When it comes to decluttering there are some great tools to simplify the process and give you that great feeling of checking something off when it’s done.
It makes everything feel so much less overwhelming and more doable.
Here are some examples:
- Decluttering Plan
Frequently Asked Questions
If you have a question about decluttering, you can be sure that other people do too. There are lots of things to learn along the way, and always a new idea or trick to pick up.
Is decluttering expensive?
It doesn’t have to be. You probably have much of what you need already. One common mistake people make is to go out and buy new storage containers before they actually start to declutter. Avoid this, since you can’t really predict what you’ll need, and some items you can use as containers will free up naturally as you let go of belongings.

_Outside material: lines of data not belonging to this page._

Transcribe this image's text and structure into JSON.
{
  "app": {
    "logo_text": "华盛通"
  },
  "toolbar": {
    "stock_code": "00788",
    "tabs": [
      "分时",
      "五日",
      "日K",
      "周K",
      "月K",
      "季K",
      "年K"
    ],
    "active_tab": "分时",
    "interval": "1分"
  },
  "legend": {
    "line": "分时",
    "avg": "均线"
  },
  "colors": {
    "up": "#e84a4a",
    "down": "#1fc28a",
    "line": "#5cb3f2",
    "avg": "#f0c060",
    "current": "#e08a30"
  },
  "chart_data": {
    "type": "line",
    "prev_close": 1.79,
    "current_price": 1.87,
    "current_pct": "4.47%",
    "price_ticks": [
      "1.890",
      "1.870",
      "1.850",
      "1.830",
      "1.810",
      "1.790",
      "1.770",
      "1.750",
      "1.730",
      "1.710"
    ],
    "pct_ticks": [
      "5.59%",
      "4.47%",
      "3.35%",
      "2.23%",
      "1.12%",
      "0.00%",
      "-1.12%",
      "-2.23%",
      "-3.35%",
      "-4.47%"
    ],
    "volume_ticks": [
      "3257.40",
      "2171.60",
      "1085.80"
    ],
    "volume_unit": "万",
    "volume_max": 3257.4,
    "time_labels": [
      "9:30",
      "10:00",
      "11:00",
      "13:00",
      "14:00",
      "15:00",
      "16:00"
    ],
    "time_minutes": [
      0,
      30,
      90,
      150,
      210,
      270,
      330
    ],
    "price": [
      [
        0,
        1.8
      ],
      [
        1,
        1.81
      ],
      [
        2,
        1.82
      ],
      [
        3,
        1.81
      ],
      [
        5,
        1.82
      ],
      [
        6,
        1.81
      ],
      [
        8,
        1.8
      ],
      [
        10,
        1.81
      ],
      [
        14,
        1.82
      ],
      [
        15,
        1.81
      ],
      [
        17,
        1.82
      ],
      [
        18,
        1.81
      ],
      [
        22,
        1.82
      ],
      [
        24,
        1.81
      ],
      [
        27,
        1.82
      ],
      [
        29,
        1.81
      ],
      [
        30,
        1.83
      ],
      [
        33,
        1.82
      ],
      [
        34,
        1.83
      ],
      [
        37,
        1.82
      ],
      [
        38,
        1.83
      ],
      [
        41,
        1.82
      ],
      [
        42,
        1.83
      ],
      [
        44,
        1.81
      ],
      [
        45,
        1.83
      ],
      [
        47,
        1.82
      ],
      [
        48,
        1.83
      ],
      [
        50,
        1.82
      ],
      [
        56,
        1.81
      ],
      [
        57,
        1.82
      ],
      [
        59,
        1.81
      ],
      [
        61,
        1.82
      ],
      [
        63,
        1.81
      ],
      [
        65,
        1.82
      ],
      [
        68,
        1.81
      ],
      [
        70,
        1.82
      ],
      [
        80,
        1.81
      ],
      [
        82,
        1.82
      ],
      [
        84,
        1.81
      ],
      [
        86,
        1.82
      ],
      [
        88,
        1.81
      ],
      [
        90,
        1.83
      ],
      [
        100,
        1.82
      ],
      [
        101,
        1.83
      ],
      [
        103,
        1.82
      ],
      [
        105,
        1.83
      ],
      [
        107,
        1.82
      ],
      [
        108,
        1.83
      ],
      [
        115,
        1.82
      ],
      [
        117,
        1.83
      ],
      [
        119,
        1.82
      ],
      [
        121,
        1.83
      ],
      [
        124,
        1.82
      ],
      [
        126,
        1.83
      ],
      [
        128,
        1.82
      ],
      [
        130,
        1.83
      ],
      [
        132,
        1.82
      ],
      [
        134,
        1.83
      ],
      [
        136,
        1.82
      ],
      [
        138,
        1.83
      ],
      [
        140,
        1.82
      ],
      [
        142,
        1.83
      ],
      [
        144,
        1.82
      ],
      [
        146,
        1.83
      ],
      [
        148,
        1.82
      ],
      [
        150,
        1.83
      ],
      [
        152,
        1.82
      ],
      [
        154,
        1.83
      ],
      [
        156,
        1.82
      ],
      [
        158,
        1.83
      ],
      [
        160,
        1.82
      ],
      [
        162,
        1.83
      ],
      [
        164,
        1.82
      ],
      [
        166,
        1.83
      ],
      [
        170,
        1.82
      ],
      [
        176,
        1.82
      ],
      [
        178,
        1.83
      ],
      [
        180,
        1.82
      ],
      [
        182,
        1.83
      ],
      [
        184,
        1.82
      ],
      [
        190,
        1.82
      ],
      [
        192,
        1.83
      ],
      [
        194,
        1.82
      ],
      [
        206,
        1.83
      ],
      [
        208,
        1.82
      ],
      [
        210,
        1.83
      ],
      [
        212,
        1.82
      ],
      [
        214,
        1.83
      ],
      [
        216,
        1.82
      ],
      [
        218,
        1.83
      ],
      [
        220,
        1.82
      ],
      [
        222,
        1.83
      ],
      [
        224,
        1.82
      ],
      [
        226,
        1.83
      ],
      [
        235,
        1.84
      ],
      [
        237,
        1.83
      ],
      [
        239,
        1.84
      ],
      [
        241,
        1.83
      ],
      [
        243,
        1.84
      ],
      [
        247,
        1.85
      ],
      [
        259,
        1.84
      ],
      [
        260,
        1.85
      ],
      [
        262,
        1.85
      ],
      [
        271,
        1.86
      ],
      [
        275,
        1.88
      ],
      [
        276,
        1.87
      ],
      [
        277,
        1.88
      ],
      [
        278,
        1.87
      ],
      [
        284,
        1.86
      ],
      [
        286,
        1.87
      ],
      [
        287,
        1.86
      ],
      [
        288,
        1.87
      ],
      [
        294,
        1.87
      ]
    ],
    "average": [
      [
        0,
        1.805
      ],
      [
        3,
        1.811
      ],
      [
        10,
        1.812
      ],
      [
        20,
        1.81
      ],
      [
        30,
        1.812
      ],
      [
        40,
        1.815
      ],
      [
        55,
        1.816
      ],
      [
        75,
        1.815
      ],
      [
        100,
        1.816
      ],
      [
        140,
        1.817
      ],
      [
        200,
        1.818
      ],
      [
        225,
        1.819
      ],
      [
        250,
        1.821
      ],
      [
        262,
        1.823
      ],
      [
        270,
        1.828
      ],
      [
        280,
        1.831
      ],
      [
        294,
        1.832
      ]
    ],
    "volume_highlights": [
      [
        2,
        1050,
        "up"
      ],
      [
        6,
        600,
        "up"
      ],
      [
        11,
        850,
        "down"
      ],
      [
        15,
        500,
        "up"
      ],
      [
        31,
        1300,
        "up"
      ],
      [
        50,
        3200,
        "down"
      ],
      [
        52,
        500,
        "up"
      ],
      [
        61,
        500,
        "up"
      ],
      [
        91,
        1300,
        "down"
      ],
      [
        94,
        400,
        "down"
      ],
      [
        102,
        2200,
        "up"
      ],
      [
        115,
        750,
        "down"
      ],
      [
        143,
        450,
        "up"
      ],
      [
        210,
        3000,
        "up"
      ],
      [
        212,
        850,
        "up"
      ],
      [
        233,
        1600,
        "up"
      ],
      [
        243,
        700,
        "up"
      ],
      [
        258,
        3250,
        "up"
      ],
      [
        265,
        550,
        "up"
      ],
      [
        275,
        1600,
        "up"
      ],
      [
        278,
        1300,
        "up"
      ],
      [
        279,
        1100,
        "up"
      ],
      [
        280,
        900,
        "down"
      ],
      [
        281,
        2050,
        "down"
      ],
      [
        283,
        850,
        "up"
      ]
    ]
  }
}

How long will it take me to declutter?
This depends on you and your circumstances. There’s no one-size-fits-all answer. The key is to work at a pace that’s right for you, where you make regular progress without burning out. Of course, if you’re really feeling motivated and you have the time, you’ll get through it faster. It’s in your control.
How do I get my family on board?
Ideally, your family will understand why you’re decluttering and be supportive of your efforts. Maybe even join in themselves! But if that’s not the case, don’t despair. A good idea is to start decluttering only items that belong to you, or that you use more than anyone else. This will be less threatening to other, and you’ll set an example that will hopefully win them over.
How can I get motivated?
Good question! You know yourself better than anyone. What usually motivates you: a deadline, a reward, an accountability partner? One strategy that works really well for me is to just do something. Anything is better than nothing. Even if it’s just put one thing back where it belongs. If I do more, great. If it’s a tough day and I only do one thing, I’ll still take it.
How do I start decluttering?
You can tackle a small, tough spot first. Is there one area that is just really bothering you? Or you can pick some low-hanging fruit to start with. Maybe there’s an area that with minimal work will look great? In the end I don’t think where you start makes a huge difference. The key is to pick an area that will give you some quick, great results to build your confidence and motivation.
What should I expect that might surprise me?
The emotions. Some will be positive and some may be difficult, but it’s all part of the process. Decluttering can have some real healing effects because it naturally forces you to confront your history and life experiences. You’ll want to go a little outside your comfort zone, but don’t push too hard and take your time with difficult items. And don’t worry, there are plenty of positive feels waiting for you.
If you have a question, please leave a comment below.
Clutter happens to all of us, and it costs us in more ways than we may think.
That’s why decluttering is so important. It gives us back what the clutter takes away, and puts us back in control.
In fact, we don’t fully realize how our clutter is impacting our life until it’s gone.
We’ve taken a brief look at what clutter is, the types of clutter, where it comes from, how it affects us, how to adjust our mindset, decluttering basics, and some frequently asked questions.
Your assignment is to start with your “why”, take small steps, and be consistent.
You’ll be amazed at the changes in your life and home!